Colorado State University said this week that chemistry professor Charles Henry and partner Advanced MicroLabs have been awarded a $750,000 grant from the National Institutes of Health to further develop their lab-on-a-chip technology for detecting cardiovascular disease.
Specifically, Henry and Advanced MicroLabs, based in Fort Collins, will use the grant to advance the development of a hand-held diagnostic device based on the detection of homocysteine, an amino acid that is a marker for cardiovascular disease.
Advanced MicroLabs licensed the technology from the CSU Research Foundation in 2006.
Separately, CSU said this week that its infectious disease supercluster, MicroRx, recently signed a collaborative agreement with Maine Biotechnology Services, an antibody discovery and development company.
The agreement allows CSU researchers to propose projects to develop antibodies against diseases within their areas of expertise. MBS will provide antibodies to the CSU researchers and license any additional developments or discoveries back from the university.
CSU launched MicroRx earlier this year as part of a multidisciplinary “supercluster” model to bolster public-private partnerships and tech-transfer activities.

Louisville Bioscience Licenses Dx Tech from U of Louisville’s Brown Cancer Center
Louisville Bioscience has exclusively licensed a screening and diagnostic platform based on differential scanning calorimetry from the University of Louisville James Graham Brown Cancer Center, the school said last week.
The technology can be used to analyze bodily fluids, especially blood plasma, for the purposes of disease screening. LBI hopes to develop the technology further into early-stage diagnostic tests for a variety of diseases.
In preliminary testing, blood plasma from individuals with rheumatoid arthritis, Lyme disease, and lupus produced patterns that differed significantly from those of healthy individuals.
Differential scanning calorimetry creates a visual map of how blood proteins behave when heated, providing clues to specific diseases, Louisville said. The technique was developed by U of L scientists Jonathan Chaires, Nichola Garbett, and Bennett Jenson.
Financial terms of the licensing agreement were not disclosed.

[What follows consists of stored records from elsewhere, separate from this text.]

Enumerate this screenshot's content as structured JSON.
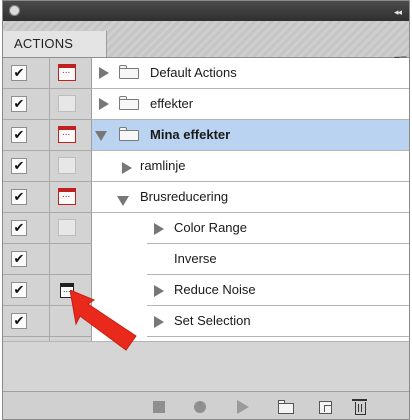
{
  "panel": {
    "tab_label": "ACTIONS",
    "menu_icon": "panel-menu-icon",
    "collapse_icon": "collapse-double-arrow-icon"
  },
  "rows": [
    {
      "toggle": "✔",
      "dialog": "red",
      "type": "set",
      "expanded": false,
      "label": "Default Actions",
      "selected": false
    },
    {
      "toggle": "✔",
      "dialog": "empty",
      "type": "set",
      "expanded": false,
      "label": "effekter",
      "selected": false
    },
    {
      "toggle": "✔",
      "dialog": "red",
      "type": "set",
      "expanded": true,
      "label": "Mina effekter",
      "selected": true
    },
    {
      "toggle": "✔",
      "dialog": "empty",
      "type": "action",
      "expanded": false,
      "label": "ramlinje",
      "selected": false
    },
    {
      "toggle": "✔",
      "dialog": "red",
      "type": "action",
      "expanded": true,
      "label": "Brusreducering",
      "selected": false
    },
    {
      "toggle": "✔",
      "dialog": "empty",
      "type": "command",
      "expanded": false,
      "label": "Color Range",
      "selected": false
    },
    {
      "toggle": "✔",
      "dialog": "none",
      "type": "command",
      "expanded": false,
      "label": "Inverse",
      "selected": false
    },
    {
      "toggle": "✔",
      "dialog": "black",
      "type": "command",
      "expanded": false,
      "label": "Reduce Noise",
      "selected": false
    },
    {
      "toggle": "✔",
      "dialog": "none",
      "type": "command",
      "expanded": false,
      "label": "Set Selection",
      "selected": false
    }
  ],
  "bottom_toolbar": {
    "buttons": [
      "stop-button",
      "record-button",
      "play-button",
      "new-set-button",
      "new-action-button",
      "delete-button"
    ]
  },
  "annotation": {
    "arrow_color": "#e8291c",
    "points_to": "dialog-toggle-reduce-noise"
  },
  "colors": {
    "selected_row": "#b9d3f0",
    "dialog_icon_red": "#c02020"
  }
}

Cytori Says that USPTO Allows Claims in Licensed Stem Cell Patents
Cytori Therapeutics said this week that a notice of allowance has been issued by the US Patent and Trademark Office to the University of California for composition of matter claims pending in a patent application licensed by Cytori.
The allowed claims cover a population of stem cells, progenitor cells, and other replicating cells, which can be obtained from human adipose tissue, Cytori said.
Specifically, the newly allowed claims are directed to cells expressing certain combinations of STRO-1+, CD29+, CD44+, CD71+, CD49D+, CD90+, CD105+, SH3, CD45-, CD31-, and low or undetectable levels of CD106. The University of California and the University of Pittsburgh jointly own the patent application covering these allowed claims.
The company also said that the allowed patent broadens its current patent portfolio for adipose-derived stem cell therapies and strengthens its ability to freely develop future therapeutics.

Stem Cell Sciences Licenses Cell-Reprogramming Tech from U of Cambridge
Stem Cell Sciences said this week that it has signed a licensing agreement with Cambridge Enterprise Limited, the technology-transfer company of the University of Cambridge, for technologies for reprogramming adult cells into stem cells.
The licensing deal relates specifically to patents and know-how for technologies used to generate induced pluripotent stem cells from mammalian cells, and developed by Austin Smith, director of the Wellcome Trust Centre for Stem Cell Research at the University of Cambridge.
SCS said that the new approach offers significant benefits because mammalian embryos are not required as the starting point for generating pluripotent stem cells, and that the resulting cells will have potential in medical research, drug discovery, and for the development of cell-based therapies.
SCS also said that the new license bolsters its relationship with Smith, whose earlier discoveries at the University of Edinburgh have also been exclusively licensed by the company.